_Exercise objective_. Write the data out again exactly, dropping any images it holds.

** Records follows **

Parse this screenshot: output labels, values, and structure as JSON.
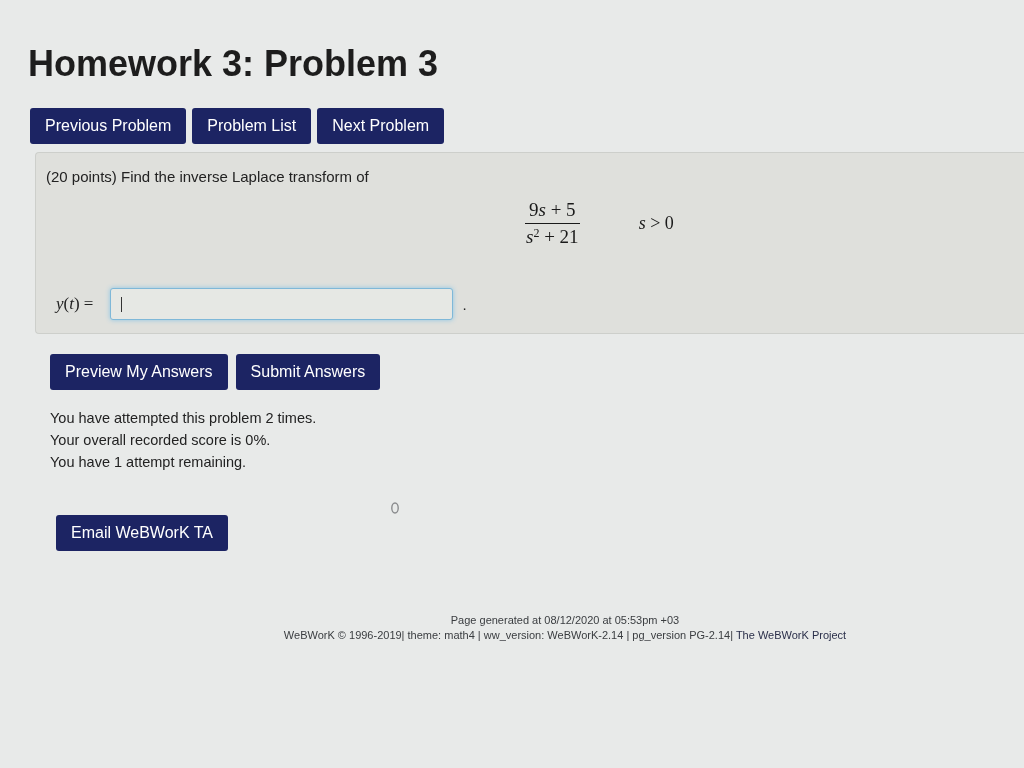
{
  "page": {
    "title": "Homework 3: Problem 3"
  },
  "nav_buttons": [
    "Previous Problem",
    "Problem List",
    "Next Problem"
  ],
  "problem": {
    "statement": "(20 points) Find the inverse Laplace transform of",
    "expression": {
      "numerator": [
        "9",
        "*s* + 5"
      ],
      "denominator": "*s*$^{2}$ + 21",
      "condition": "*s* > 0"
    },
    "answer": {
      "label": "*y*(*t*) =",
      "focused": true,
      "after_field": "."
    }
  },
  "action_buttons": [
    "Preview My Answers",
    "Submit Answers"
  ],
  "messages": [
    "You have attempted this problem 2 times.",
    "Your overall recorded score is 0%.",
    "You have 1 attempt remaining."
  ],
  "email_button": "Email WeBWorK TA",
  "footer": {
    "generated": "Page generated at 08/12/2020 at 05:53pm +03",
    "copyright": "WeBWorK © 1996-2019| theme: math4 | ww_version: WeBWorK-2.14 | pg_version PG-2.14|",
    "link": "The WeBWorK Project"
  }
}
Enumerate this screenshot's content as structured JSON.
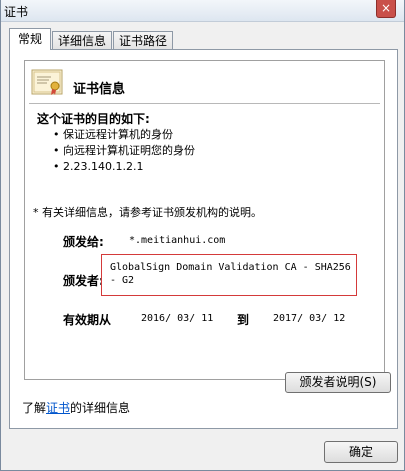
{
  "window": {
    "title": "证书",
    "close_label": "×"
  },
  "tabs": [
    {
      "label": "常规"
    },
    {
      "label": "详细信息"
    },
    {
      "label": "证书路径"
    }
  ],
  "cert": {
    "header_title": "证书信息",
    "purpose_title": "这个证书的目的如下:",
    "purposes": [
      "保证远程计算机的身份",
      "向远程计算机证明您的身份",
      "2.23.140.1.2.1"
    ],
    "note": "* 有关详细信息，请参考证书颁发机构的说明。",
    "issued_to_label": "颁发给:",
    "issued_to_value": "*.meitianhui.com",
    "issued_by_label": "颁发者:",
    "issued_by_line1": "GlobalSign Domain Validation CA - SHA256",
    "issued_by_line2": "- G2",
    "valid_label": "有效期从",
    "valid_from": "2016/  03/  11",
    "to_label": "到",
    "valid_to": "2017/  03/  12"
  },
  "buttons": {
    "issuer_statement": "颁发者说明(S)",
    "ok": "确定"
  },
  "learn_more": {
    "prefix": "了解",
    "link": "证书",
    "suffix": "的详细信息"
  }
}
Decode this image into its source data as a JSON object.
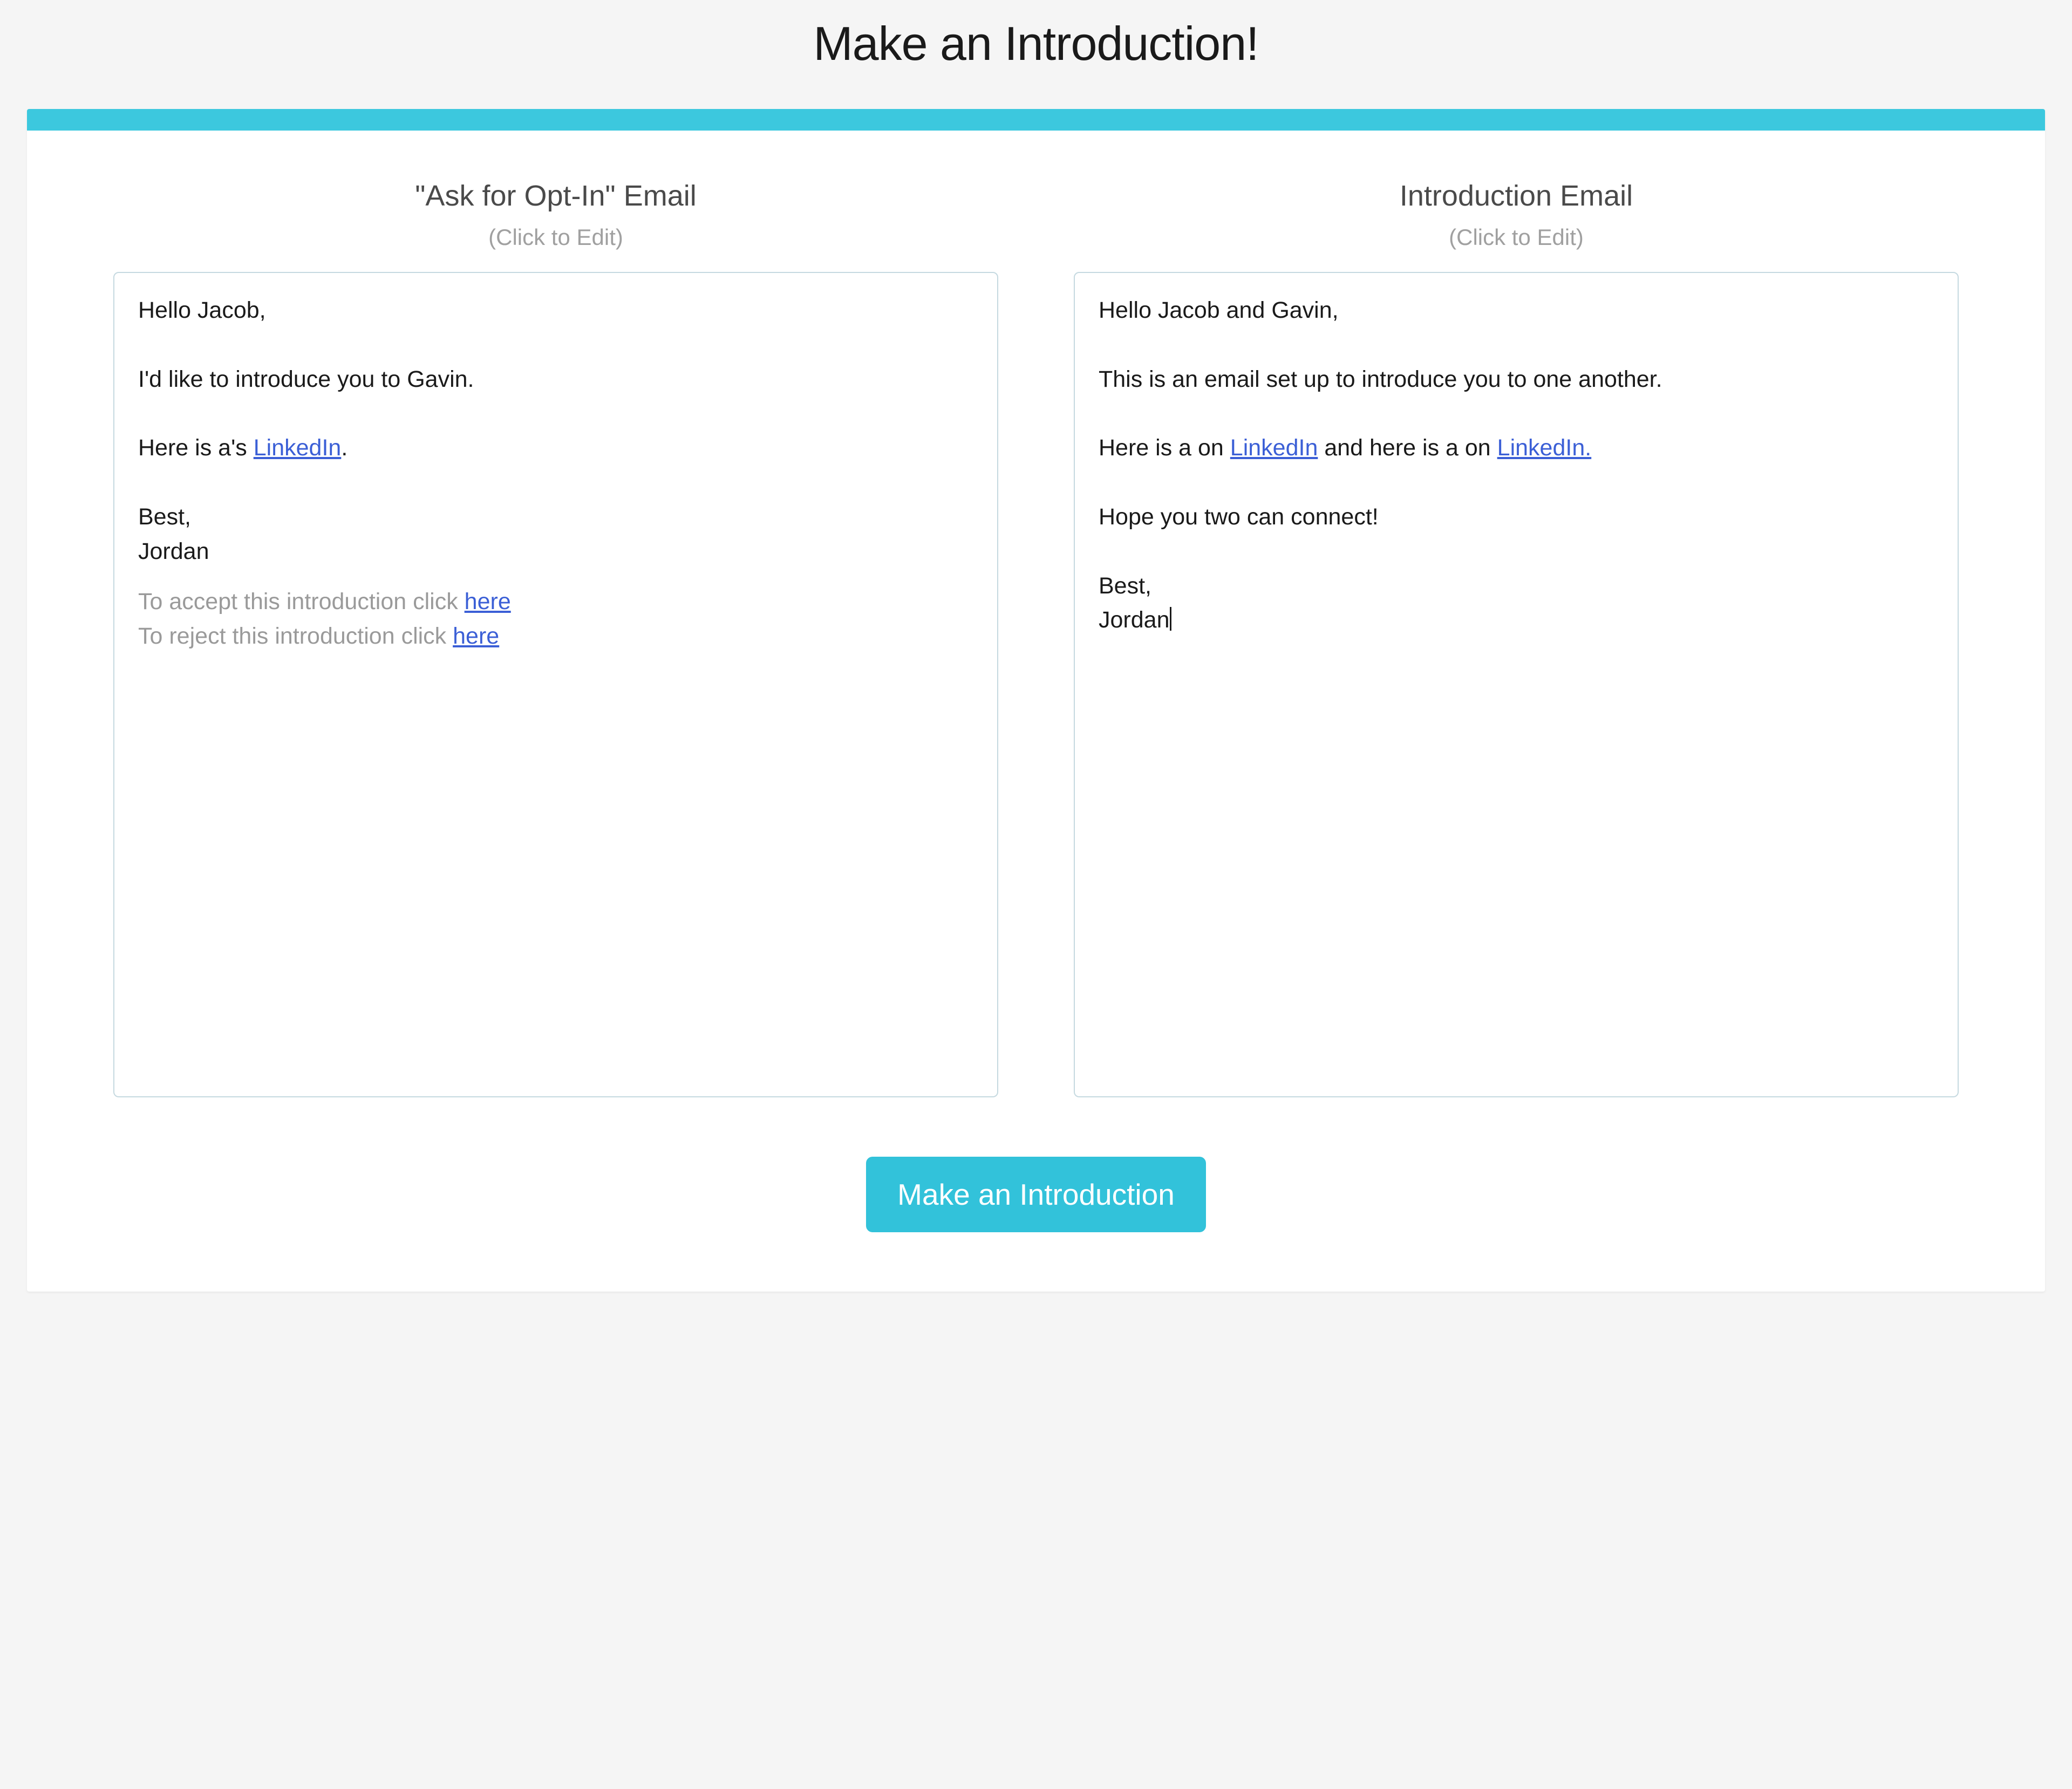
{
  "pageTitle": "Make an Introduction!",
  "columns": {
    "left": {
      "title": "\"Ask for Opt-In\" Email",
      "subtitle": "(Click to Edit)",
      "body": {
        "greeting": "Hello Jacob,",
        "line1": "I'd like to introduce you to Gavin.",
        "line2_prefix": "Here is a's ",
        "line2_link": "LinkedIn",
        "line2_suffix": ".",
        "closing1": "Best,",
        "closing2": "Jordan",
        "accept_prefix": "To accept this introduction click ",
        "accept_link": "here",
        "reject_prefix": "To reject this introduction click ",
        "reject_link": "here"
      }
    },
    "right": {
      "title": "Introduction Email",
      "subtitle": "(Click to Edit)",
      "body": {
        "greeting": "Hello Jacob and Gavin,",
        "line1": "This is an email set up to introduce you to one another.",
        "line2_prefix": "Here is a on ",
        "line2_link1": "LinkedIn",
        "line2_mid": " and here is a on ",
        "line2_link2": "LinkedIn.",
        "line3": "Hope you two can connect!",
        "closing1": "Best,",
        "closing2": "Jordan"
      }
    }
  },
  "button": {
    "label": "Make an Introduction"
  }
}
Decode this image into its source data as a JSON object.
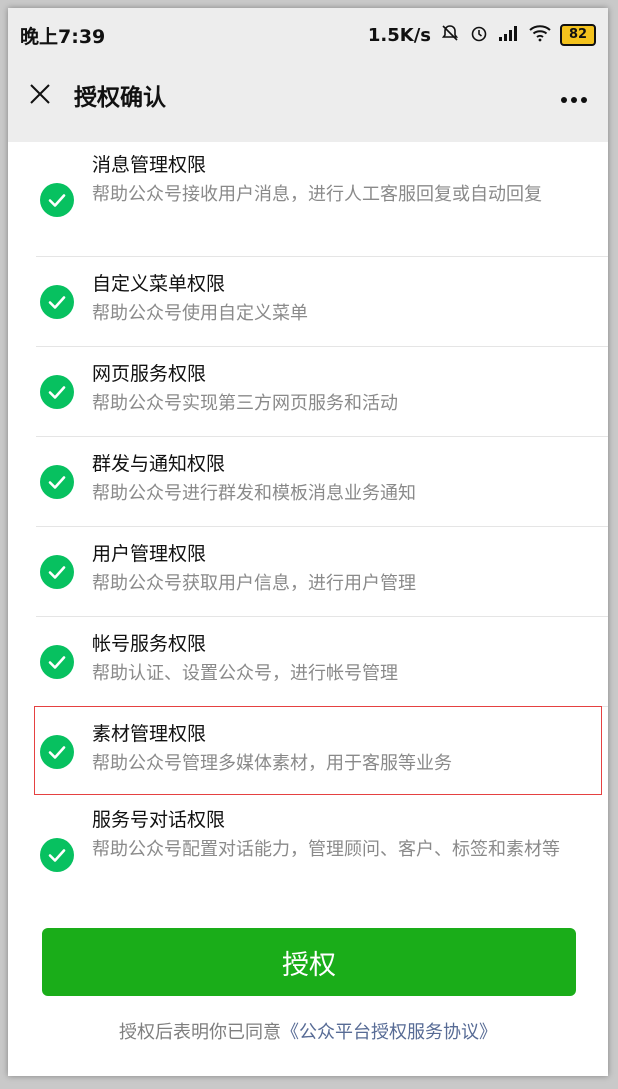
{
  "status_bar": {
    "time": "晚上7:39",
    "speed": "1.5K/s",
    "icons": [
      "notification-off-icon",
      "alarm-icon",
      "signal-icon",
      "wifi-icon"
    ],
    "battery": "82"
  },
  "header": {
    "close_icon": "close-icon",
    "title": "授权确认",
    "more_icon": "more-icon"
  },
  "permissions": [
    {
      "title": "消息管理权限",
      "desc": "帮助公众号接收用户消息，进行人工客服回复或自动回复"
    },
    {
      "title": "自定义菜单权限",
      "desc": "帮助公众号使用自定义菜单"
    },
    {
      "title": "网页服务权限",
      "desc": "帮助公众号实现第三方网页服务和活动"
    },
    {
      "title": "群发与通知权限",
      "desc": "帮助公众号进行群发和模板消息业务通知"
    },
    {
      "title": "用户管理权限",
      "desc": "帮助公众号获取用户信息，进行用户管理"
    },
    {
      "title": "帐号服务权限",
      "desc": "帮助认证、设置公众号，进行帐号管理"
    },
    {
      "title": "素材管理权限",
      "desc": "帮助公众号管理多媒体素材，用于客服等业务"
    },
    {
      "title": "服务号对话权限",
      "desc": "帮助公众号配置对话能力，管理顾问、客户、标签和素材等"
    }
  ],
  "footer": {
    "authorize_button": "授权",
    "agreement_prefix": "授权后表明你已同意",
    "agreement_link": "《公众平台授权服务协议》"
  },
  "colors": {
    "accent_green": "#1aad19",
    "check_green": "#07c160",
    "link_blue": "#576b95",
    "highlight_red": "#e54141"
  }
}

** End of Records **

_Result_.
Parse this screenshot: output labels, values, and structure as JSON.
{
  "page": {
    "title": "Homework 3: Problem 3"
  },
  "nav_buttons": [
    "Previous Problem",
    "Problem List",
    "Next Problem"
  ],
  "problem": {
    "statement": "(20 points) Find the inverse Laplace transform of",
    "expression": {
      "numerator": [
        "9",
        "*s* + 5"
      ],
      "denominator": "*s*$^{2}$ + 21",
      "condition": "*s* > 0"
    },
    "answer": {
      "label": "*y*(*t*) =",
      "focused": true,
      "after_field": "."
    }
  },
  "action_buttons": [
    "Preview My Answers",
    "Submit Answers"
  ],
  "messages": [
    "You have attempted this problem 2 times.",
    "Your overall recorded score is 0%.",
    "You have 1 attempt remaining."
  ],
  "email_button": "Email WeBWorK TA",
  "footer": {
    "generated": "Page generated at 08/12/2020 at 05:53pm +03",
    "copyright": "WeBWorK © 1996-2019| theme: math4 | ww_version: WeBWorK-2.14 | pg_version PG-2.14|",
    "link": "The WeBWorK Project"
  }
}
Enumerate this screenshot's content as structured JSON.
{
  "window": {
    "title": "证书",
    "close_label": "×"
  },
  "tabs": [
    {
      "label": "常规"
    },
    {
      "label": "详细信息"
    },
    {
      "label": "证书路径"
    }
  ],
  "cert": {
    "header_title": "证书信息",
    "purpose_title": "这个证书的目的如下:",
    "purposes": [
      "保证远程计算机的身份",
      "向远程计算机证明您的身份",
      "2.23.140.1.2.1"
    ],
    "note": "* 有关详细信息，请参考证书颁发机构的说明。",
    "issued_to_label": "颁发给:",
    "issued_to_value": "*.meitianhui.com",
    "issued_by_label": "颁发者:",
    "issued_by_line1": "GlobalSign Domain Validation CA - SHA256",
    "issued_by_line2": "- G2",
    "valid_label": "有效期从",
    "valid_from": "2016/  03/  11",
    "to_label": "到",
    "valid_to": "2017/  03/  12"
  },
  "buttons": {
    "issuer_statement": "颁发者说明(S)",
    "ok": "确定"
  },
  "learn_more": {
    "prefix": "了解",
    "link": "证书",
    "suffix": "的详细信息"
  }
}
Decode this image into its source data as a JSON object.
{
  "pageTitle": "Make an Introduction!",
  "columns": {
    "left": {
      "title": "\"Ask for Opt-In\" Email",
      "subtitle": "(Click to Edit)",
      "body": {
        "greeting": "Hello Jacob,",
        "line1": "I'd like to introduce you to Gavin.",
        "line2_prefix": "Here is a's ",
        "line2_link": "LinkedIn",
        "line2_suffix": ".",
        "closing1": "Best,",
        "closing2": "Jordan",
        "accept_prefix": "To accept this introduction click ",
        "accept_link": "here",
        "reject_prefix": "To reject this introduction click ",
        "reject_link": "here"
      }
    },
    "right": {
      "title": "Introduction Email",
      "subtitle": "(Click to Edit)",
      "body": {
        "greeting": "Hello Jacob and Gavin,",
        "line1": "This is an email set up to introduce you to one another.",
        "line2_prefix": "Here is a on ",
        "line2_link1": "LinkedIn",
        "line2_mid": " and here is a on ",
        "line2_link2": "LinkedIn.",
        "line3": "Hope you two can connect!",
        "closing1": "Best,",
        "closing2": "Jordan"
      }
    }
  },
  "button": {
    "label": "Make an Introduction"
  }
}
Decode this image into its source data as a JSON object.
{
  "status_bar": {
    "time": "晚上7:39",
    "speed": "1.5K/s",
    "icons": [
      "notification-off-icon",
      "alarm-icon",
      "signal-icon",
      "wifi-icon"
    ],
    "battery": "82"
  },
  "header": {
    "close_icon": "close-icon",
    "title": "授权确认",
    "more_icon": "more-icon"
  },
  "permissions": [
    {
      "title": "消息管理权限",
      "desc": "帮助公众号接收用户消息，进行人工客服回复或自动回复"
    },
    {
      "title": "自定义菜单权限",
      "desc": "帮助公众号使用自定义菜单"
    },
    {
      "title": "网页服务权限",
      "desc": "帮助公众号实现第三方网页服务和活动"
    },
    {
      "title": "群发与通知权限",
      "desc": "帮助公众号进行群发和模板消息业务通知"
    },
    {
      "title": "用户管理权限",
      "desc": "帮助公众号获取用户信息，进行用户管理"
    },
    {
      "title": "帐号服务权限",
      "desc": "帮助认证、设置公众号，进行帐号管理"
    },
    {
      "title": "素材管理权限",
      "desc": "帮助公众号管理多媒体素材，用于客服等业务"
    },
    {
      "title": "服务号对话权限",
      "desc": "帮助公众号配置对话能力，管理顾问、客户、标签和素材等"
    }
  ],
  "footer": {
    "authorize_button": "授权",
    "agreement_prefix": "授权后表明你已同意",
    "agreement_link": "《公众平台授权服务协议》"
  },
  "colors": {
    "accent_green": "#1aad19",
    "check_green": "#07c160",
    "link_blue": "#576b95",
    "highlight_red": "#e54141"
  }
}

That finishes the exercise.